▶ _Exercise_
Check each line of the entries below for the word "спереди", and copy out the ones that have it.

▶ _Input material_
************
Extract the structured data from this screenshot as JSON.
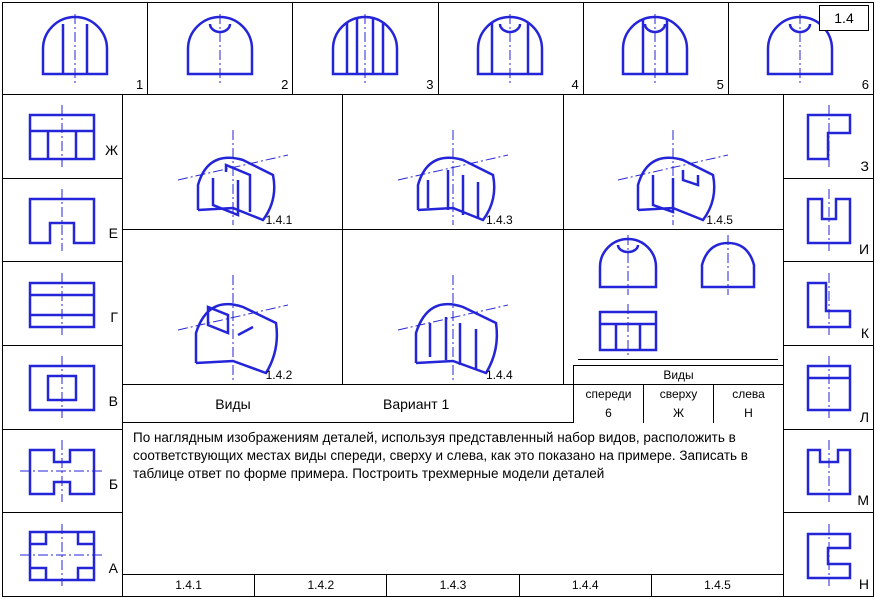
{
  "badge": "1.4",
  "top_numbers": [
    "1",
    "2",
    "3",
    "4",
    "5",
    "6"
  ],
  "left_labels": [
    "Ж",
    "Е",
    "Г",
    "В",
    "Б",
    "А"
  ],
  "right_labels": [
    "З",
    "И",
    "К",
    "Л",
    "М",
    "Н"
  ],
  "iso_labels_row1": [
    "1.4.1",
    "1.4.3",
    "1.4.5"
  ],
  "iso_labels_row2": [
    "1.4.2",
    "1.4.4",
    ""
  ],
  "answer": {
    "views_title": "Виды",
    "variant_title": "Вариант 1",
    "table_header": "Виды",
    "cols": [
      "спереди",
      "сверху",
      "слева"
    ],
    "vals": [
      "6",
      "Ж",
      "Н"
    ]
  },
  "instructions": "По наглядным изображениям деталей, используя представленный набор видов, расположить в соответствующих местах виды спереди, сверху и слева, как это показано на примере. Записать в таблице ответ по форме  примера. Построить трехмерные модели деталей",
  "bottom_cells": [
    "1.4.1",
    "1.4.2",
    "1.4.3",
    "1.4.4",
    "1.4.5"
  ]
}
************
▶ _Answer for the task_
      "спереди",
  "instructions": "По наглядным изображениям деталей, используя представленный набор видов, расположить в соответствующих местах виды спереди, сверху и слева, как это показано на примере. Записать в таблице ответ по форме  примера. Построить трехмерные модели деталей",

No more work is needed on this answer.